Mike Lindblom’s recent front page article in the Seattle Times on Bike to Work day summarizes into an important question: when will we build seamless bicycle infrastructure? The Seattle Bicycle Master Plan sets out a plan to create “a safe, connected and attractive network of bicycle facilities” and follows this goal with a table of recommended facility construction in miles. This section is followed by a map of Seattle showing a future city covered by bicycle routes. However, what exactly do these lines convey? The executive summary of the SBMP contains a sidebar defining a bikeway:
Bikeway: A generic term for any road, street, path, or way which in some manner is specifically designated for bicycle travel, regardless of whether such facilities are designated for the exclusive use of bicycles or are to be shared with other transportation modes.
(Source: American Association of State Highway and Transportation Officials Guide for the Development of Bicycle Facilities, 1999)
Antagonists of the progress of the SBMP will often complain that its success is primarily measured by the number of bicycle racks installed in the city. While providing additional facilities designed for bicycles is a goal of the SBMP it may sometimes feel like a least-cost effort. However, this comes as no surprise as the once touted SBMP is severely underfunded, by as much as 70%. Besides financial woes, progress in completing these goals also lacks political capital. Opponents continue to argue that building and converting lanes to bicycle facilities will increase congestion, bicycle infrastructure is actually meant to combat these quandaries and recent studies complement this belief. Opponents of building more roads cite induced demand as evidence that this route would not reduce congestion in the long run, while advocates of additional bicycling infrastructure trust that adding bicycle facilities will conversely increase the number of trips made by bicycle. As our bicycle commuting Mayor Mike McGinn builds up political support for his “Walk. Bike. Ride.” initiative, we see postponed plans for road diets come back from the dead.
While controversial projects like the Alaskan Way Viaduct tunnel and other “road diets” are being argued over, we see other road construction projects move along with little discussion as to the bicycle facilities being added to them. In the SODO neighborhood, we see the West Seattle Bridge trail end East Marginal Way South. This trail connects well to West Seattle and the Alki trail which continues along the bay. To the east of SODO is the Chief Sealth Trail whose continued extension brings it closer and closer to it’s planned connection into SODO per the SBMP. Also, to the north is the SODO Busway trail, starting at South Royal Brougham Way and coming to an abrupt stop in a parking lot at South Forest Street. The obvious connection here is South Spokane Street. The SBMP recommends a multi-use path be constructed from the terminus of the West Seattle Bridge trail to Airport Way South as the connection between all of these.

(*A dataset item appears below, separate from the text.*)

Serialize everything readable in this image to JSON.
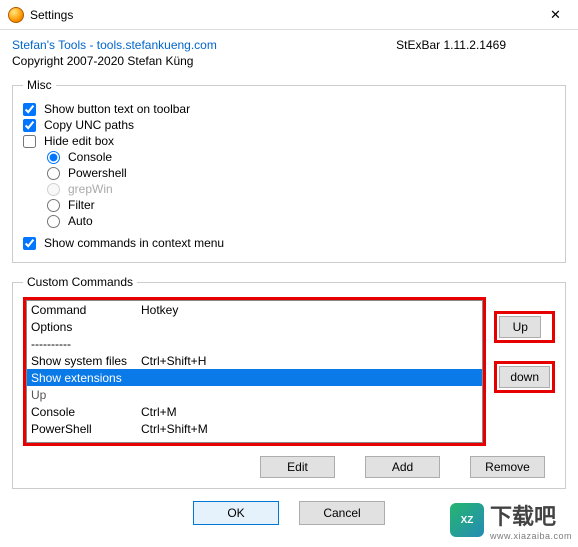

When would enough construction take place to allow a multi-use trail to be built in this corridor? Right now. The Spokane Street viaduct is being rebuilt into a total of ten vehicle lanes between two levels. Diagrams show the lower levels to be a separated four lane road without shoulders. With all of the available space underneath the six lane upper level with shoulders, this seems like an opportune time for the city to step up and build a trail, or even a separated cycletrack, however the SDOT’s plan for bicycles in this corridor consists only of a ten foot wide sidewalk on the south side of the road. When asked of the plans for connecting this sidewalk to the West Seattle Bridge trail, the SDOT confirmed that bicyclists will have to stop and use two crosswalks, meaning two light cycles, to continue. There will be no bicycle facilities added to East Marginal Way South, requiring bicyclists to convert from vehicular traffic in the street to pedestrian traffic on the sidewalk. While to our south Portland is using innovative designs like bike boxes to create seamless infrastructure for bicyclists at intersections, the city of Seattle continues to consider a line drawn on a map as an adequate bicycle facility with no planning as to where these lines meet.
As to connecting Spokane Street to the SODO trail to provide a critical connection for cyclists to the southernmost Link Light Rail facility on the west side of Beacon Hill, the city has communicated that continuing the SODO trail as recommended in I-27 of the SBMP is too expensive, but they may add facilities to 6th Ave S. With heavy truck usage, this street is unlikely to get a road diet to improve safety. However every other north/south corridor through SODO is a fast four-lane road so there is little alternative. To the south at the Stacey/Argo rail yard, 6th Ave ends are cyclists are forced on to shoulder-less bridges without bicycle facilities. Here exist no plans to implement the possibilities in SBMP I-82. The Airport Way S bridge is in the design phase for rehabilitation and the SDOT has been silent about adding bicycle facilities to the approaches that are bing replaced. As major construction projects are completed and underway, the city of Seattle appears to be backing away of from all of recommendations made for this region.
Bicycling facilities need to be more than lines on a map. Care needs to be given to the design of the connection of these bikeways such that they create complete routes that give citizens confidence that they can travel from one part of the city to another.